## EXCERPTED DATA:
==============================
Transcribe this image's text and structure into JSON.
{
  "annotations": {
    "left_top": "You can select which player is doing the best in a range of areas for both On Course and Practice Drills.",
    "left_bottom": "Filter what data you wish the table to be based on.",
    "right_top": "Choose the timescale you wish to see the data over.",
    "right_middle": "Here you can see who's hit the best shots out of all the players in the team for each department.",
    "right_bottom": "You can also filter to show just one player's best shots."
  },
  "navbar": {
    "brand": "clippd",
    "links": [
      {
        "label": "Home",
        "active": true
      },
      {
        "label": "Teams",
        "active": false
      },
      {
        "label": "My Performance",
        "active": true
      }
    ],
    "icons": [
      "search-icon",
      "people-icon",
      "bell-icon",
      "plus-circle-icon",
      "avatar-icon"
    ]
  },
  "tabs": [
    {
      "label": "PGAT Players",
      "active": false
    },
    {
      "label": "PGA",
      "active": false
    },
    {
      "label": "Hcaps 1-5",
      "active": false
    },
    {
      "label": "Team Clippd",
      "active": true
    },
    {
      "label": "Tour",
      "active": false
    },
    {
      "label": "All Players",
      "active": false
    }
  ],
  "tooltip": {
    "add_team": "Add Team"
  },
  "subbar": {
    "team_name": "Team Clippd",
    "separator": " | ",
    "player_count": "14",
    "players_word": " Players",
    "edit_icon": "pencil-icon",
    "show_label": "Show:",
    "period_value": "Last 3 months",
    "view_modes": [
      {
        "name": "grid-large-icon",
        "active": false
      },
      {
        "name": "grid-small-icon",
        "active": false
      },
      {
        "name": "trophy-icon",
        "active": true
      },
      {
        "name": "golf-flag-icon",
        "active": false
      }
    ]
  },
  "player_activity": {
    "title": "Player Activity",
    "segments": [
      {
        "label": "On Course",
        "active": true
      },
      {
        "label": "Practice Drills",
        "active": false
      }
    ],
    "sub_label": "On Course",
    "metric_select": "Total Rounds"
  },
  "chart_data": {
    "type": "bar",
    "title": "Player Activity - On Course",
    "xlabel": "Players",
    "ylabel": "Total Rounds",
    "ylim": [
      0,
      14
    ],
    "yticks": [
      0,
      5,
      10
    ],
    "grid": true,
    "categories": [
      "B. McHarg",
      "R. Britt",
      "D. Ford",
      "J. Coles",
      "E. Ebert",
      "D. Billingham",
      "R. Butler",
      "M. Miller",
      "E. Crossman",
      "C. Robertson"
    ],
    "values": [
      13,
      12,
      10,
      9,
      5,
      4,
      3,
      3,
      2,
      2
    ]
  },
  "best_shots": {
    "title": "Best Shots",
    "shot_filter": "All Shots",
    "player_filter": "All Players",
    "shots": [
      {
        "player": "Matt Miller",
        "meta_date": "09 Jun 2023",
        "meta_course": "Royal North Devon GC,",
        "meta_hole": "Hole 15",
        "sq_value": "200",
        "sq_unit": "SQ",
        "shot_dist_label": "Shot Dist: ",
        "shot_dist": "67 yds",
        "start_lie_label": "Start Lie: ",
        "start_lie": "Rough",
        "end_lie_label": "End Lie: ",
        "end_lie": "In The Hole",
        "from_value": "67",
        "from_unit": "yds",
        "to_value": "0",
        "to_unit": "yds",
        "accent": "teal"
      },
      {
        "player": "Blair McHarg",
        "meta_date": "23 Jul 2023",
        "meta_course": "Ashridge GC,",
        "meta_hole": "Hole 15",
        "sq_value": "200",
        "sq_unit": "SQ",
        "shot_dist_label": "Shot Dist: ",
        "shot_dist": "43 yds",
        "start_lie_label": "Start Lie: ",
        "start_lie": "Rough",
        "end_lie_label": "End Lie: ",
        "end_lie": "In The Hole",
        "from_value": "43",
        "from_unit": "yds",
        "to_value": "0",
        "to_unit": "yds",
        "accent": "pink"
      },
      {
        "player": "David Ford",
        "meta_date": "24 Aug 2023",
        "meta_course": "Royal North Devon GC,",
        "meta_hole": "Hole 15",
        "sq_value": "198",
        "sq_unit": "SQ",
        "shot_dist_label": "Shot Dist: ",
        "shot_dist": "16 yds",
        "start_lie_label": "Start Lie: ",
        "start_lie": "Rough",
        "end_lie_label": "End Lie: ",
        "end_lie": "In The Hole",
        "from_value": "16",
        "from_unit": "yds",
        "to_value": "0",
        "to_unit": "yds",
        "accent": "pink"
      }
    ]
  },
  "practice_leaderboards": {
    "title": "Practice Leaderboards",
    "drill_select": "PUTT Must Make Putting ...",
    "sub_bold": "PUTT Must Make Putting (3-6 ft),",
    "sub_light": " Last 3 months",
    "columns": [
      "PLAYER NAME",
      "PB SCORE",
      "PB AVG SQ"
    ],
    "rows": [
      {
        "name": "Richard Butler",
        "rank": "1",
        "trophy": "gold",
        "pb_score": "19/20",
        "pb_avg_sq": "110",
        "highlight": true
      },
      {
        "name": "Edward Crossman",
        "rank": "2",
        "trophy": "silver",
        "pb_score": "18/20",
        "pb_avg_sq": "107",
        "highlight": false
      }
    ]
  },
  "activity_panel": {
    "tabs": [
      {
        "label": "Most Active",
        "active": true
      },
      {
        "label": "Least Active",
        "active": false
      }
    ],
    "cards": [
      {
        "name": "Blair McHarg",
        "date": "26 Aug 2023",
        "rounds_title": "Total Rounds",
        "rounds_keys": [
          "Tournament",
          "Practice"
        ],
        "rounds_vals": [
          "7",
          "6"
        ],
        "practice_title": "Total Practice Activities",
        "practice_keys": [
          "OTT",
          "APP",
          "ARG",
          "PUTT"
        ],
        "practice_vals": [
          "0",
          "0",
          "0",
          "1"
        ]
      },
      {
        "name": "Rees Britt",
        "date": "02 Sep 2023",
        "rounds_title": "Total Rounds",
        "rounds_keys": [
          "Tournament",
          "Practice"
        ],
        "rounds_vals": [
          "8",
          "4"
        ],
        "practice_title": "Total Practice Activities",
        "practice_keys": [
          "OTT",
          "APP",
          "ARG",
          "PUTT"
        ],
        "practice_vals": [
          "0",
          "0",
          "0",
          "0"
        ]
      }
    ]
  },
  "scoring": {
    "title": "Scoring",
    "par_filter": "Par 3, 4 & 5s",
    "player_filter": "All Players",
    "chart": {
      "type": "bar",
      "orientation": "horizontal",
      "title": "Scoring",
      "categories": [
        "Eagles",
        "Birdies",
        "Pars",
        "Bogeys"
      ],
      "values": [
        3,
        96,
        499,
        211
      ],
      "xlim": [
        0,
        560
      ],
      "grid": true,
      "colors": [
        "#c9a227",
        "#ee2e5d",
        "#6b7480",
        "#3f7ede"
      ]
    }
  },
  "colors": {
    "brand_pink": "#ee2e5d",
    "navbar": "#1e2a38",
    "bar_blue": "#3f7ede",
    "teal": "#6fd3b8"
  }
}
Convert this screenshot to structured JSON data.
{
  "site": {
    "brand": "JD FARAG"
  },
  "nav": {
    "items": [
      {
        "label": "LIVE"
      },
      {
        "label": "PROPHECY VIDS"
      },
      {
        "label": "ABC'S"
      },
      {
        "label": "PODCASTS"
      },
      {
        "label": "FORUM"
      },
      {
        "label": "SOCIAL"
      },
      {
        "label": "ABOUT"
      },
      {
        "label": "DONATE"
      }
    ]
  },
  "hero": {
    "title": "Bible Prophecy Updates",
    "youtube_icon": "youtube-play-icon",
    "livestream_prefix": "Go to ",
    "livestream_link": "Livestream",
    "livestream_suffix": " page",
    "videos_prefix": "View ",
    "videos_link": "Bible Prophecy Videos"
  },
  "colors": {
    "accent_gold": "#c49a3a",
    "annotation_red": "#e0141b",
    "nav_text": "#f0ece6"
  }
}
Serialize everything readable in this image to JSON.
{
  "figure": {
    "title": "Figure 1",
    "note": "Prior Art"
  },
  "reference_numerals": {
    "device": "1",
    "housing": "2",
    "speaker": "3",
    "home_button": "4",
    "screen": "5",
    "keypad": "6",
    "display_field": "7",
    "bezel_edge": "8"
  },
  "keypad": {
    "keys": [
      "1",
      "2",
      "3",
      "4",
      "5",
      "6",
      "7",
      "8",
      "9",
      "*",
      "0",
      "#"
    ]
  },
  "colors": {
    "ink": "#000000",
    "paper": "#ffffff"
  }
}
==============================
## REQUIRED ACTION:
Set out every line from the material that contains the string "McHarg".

## TASK RESPONSE:
      "B. McHarg",
        "player": "Blair McHarg",
        "name": "Blair McHarg",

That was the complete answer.